“Now we, brethren, as Isaac was, are the children of promise.”—Galatians 4:28
Mark, my soul, the distinguishing characters of those who are the children of promise, and see whether thou art of this blessed family. For as the law and the gospel are strikingly distinguished from each other, so are the children of nature from those of grace. And how is this to be known? Look at the case Paul hath referred to: Isaac was the son of Abraham. And the apostle saith, “that they which are of faith, the same are children of Abraham. And if ye be Christ’s, then are ye Abraham’s seed, and heirs according to the promise.” And as Isaac was a child of Abraham by promise, not by natural power, so believers in Jesus are born, not of blood, nor of the will of the flesh, nor of the will of man, but of God. Hence Paul saith, “to Abraham and his seed were the promises made. He saith not to seeds as of many, but as of one; and to thy seed, which is Christ.” Precious truth! The children, of promise are of Jesus; for he himself is the one great promise of the bible. So that from everlasting they are the seed of Christ: their being, their well being, their everlasting being, all are folded up in Jesus, as the oak in all its foliage is contained and folded up in the first and original acorn. Hence they are spiritually begotten, born, nourished, fed, sustained, led, strengthened, and carried on, through all the gradations of grace, until grace is consummated in the ripeness of their full stature in glory. My soul, art thou, as Isaac was, a child of promise? Oh live by faith on Jesus, and in Jesus, and see to it, in all thy daily, hourly exercises and experiences, that all the promises of God in Christ Jesus are yea and amen, unto the glory of God the Father.
Robert Hawker (1753-1827) was an Anglican (High-Calvinist) preacher who served as Vicar of Charles Church, Plymouth. John Hazelton wrote of him:
“The prominent features…in Robert Hawker's testimony…was the Person of Christ….Dr. Hawker delighted to speak of his Lord as "My most glorious Christ.” What anxious heart but finds at times in the perusal of the doctor's writings a measure of relief, a softening, and a mellowing? an almost imperceptible yet secret and constraining power in leading out of self and off from the misery and bondage of the flesh into a contemplation of the Person and preciousness of Christ as "the chiefest among ten thousand and the altogether lovely." Christ and Him crucified was emphatically the burden of his song and the keynote of his ministry.

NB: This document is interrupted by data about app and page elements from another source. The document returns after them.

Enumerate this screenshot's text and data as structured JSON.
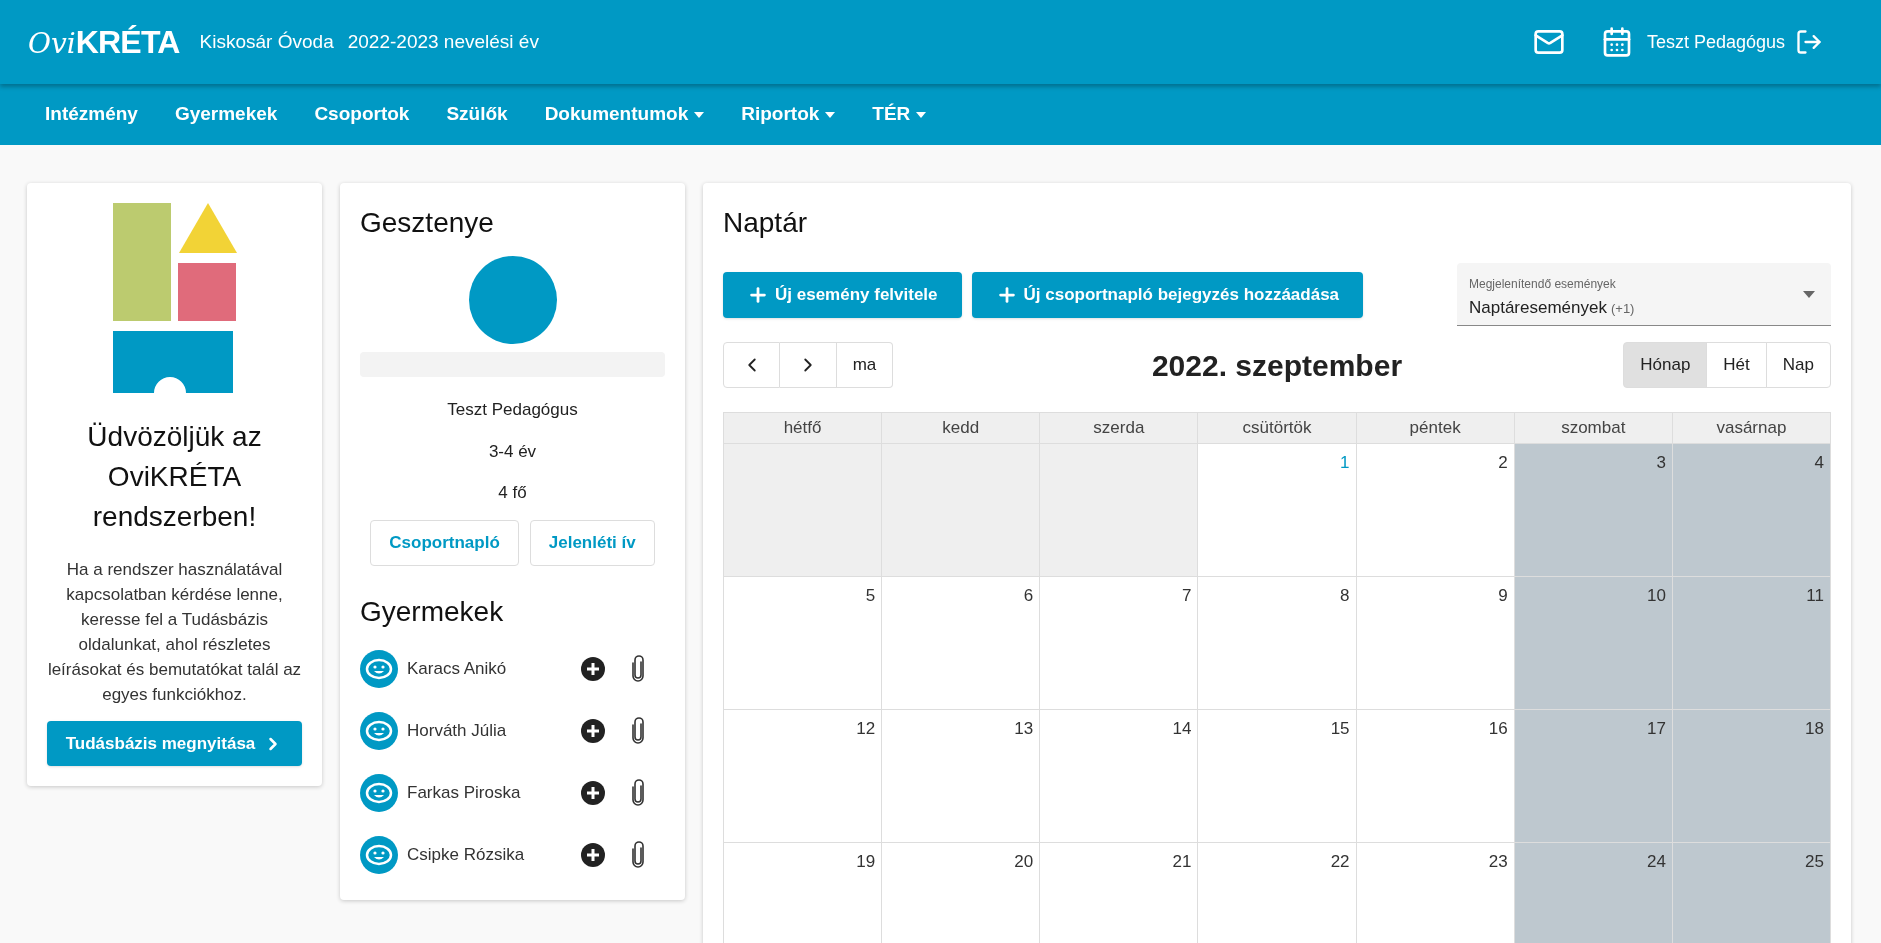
{
  "header": {
    "logo": {
      "script": "Ovi",
      "word": "KRÉTA"
    },
    "institution": "Kiskosár Óvoda",
    "year": "2022-2023 nevelési év",
    "user": "Teszt Pedagógus"
  },
  "nav": [
    {
      "label": "Intézmény",
      "dropdown": false
    },
    {
      "label": "Gyermekek",
      "dropdown": false
    },
    {
      "label": "Csoportok",
      "dropdown": false
    },
    {
      "label": "Szülők",
      "dropdown": false
    },
    {
      "label": "Dokumentumok",
      "dropdown": true
    },
    {
      "label": "Riportok",
      "dropdown": true
    },
    {
      "label": "TÉR",
      "dropdown": true
    }
  ],
  "welcome": {
    "title": "Üdvözöljük az OviKRÉTA rendszerben!",
    "text": "Ha a rendszer használatával kapcsolatban kérdése lenne, keresse fel a Tudásbázis oldalunkat, ahol részletes leírásokat és bemutatókat talál az egyes funkciókhoz.",
    "button": "Tudásbázis megnyitása"
  },
  "group": {
    "title": "Gesztenye",
    "teacher": "Teszt Pedagógus",
    "age": "3-4 év",
    "count": "4 fő",
    "buttons": [
      "Csoportnapló",
      "Jelenléti ív"
    ],
    "children_title": "Gyermekek",
    "children": [
      {
        "name": "Karacs Anikó"
      },
      {
        "name": "Horváth Júlia"
      },
      {
        "name": "Farkas Piroska"
      },
      {
        "name": "Csipke Rózsika"
      }
    ]
  },
  "calendar": {
    "title": "Naptár",
    "actions": [
      "Új esemény felvitele",
      "Új csoportnapló bejegyzés hozzáadása"
    ],
    "filter": {
      "label": "Megjelenítendő események",
      "value": "Naptáresemények",
      "extra": "(+1)"
    },
    "today_button": "ma",
    "month": "2022. szeptember",
    "views": [
      {
        "label": "Hónap",
        "selected": true
      },
      {
        "label": "Hét",
        "selected": false
      },
      {
        "label": "Nap",
        "selected": false
      }
    ],
    "weekdays": [
      "hétfő",
      "kedd",
      "szerda",
      "csütörtök",
      "péntek",
      "szombat",
      "vasárnap"
    ],
    "weeks": [
      [
        {
          "kind": "outside"
        },
        {
          "kind": "outside"
        },
        {
          "kind": "outside"
        },
        {
          "day": "1",
          "kind": "weekday",
          "today": true
        },
        {
          "day": "2",
          "kind": "weekday",
          "today": false
        },
        {
          "day": "3",
          "kind": "weekend",
          "today": false
        },
        {
          "day": "4",
          "kind": "weekend",
          "today": false
        }
      ],
      [
        {
          "day": "5",
          "kind": "weekday",
          "today": false
        },
        {
          "day": "6",
          "kind": "weekday",
          "today": false
        },
        {
          "day": "7",
          "kind": "weekday",
          "today": false
        },
        {
          "day": "8",
          "kind": "weekday",
          "today": false
        },
        {
          "day": "9",
          "kind": "weekday",
          "today": false
        },
        {
          "day": "10",
          "kind": "weekend",
          "today": false
        },
        {
          "day": "11",
          "kind": "weekend",
          "today": false
        }
      ],
      [
        {
          "day": "12",
          "kind": "weekday",
          "today": false
        },
        {
          "day": "13",
          "kind": "weekday",
          "today": false
        },
        {
          "day": "14",
          "kind": "weekday",
          "today": false
        },
        {
          "day": "15",
          "kind": "weekday",
          "today": false
        },
        {
          "day": "16",
          "kind": "weekday",
          "today": false
        },
        {
          "day": "17",
          "kind": "weekend",
          "today": false
        },
        {
          "day": "18",
          "kind": "weekend",
          "today": false
        }
      ],
      [
        {
          "day": "19",
          "kind": "weekday",
          "today": false
        },
        {
          "day": "20",
          "kind": "weekday",
          "today": false
        },
        {
          "day": "21",
          "kind": "weekday",
          "today": false
        },
        {
          "day": "22",
          "kind": "weekday",
          "today": false
        },
        {
          "day": "23",
          "kind": "weekday",
          "today": false
        },
        {
          "day": "24",
          "kind": "weekend",
          "today": false
        },
        {
          "day": "25",
          "kind": "weekend",
          "today": false
        }
      ]
    ]
  }
}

He preached his last sermon in Charles Church on March 18th, 1827, and on April 6th he died, after being six years curate and forty-three years vicar of the parish. On the last day of his life he repeated a part of Ephesians 1, from the 6th to the 12th verses, and as he proceeded he enlarged on the verses, but dwelt more fully on these words: "To the praise of His glory Who first trusted in Christ." He paused and asked, "Who first trusted in Christ?" And then made this answer: "It was God the Father Who first trusted in Christ."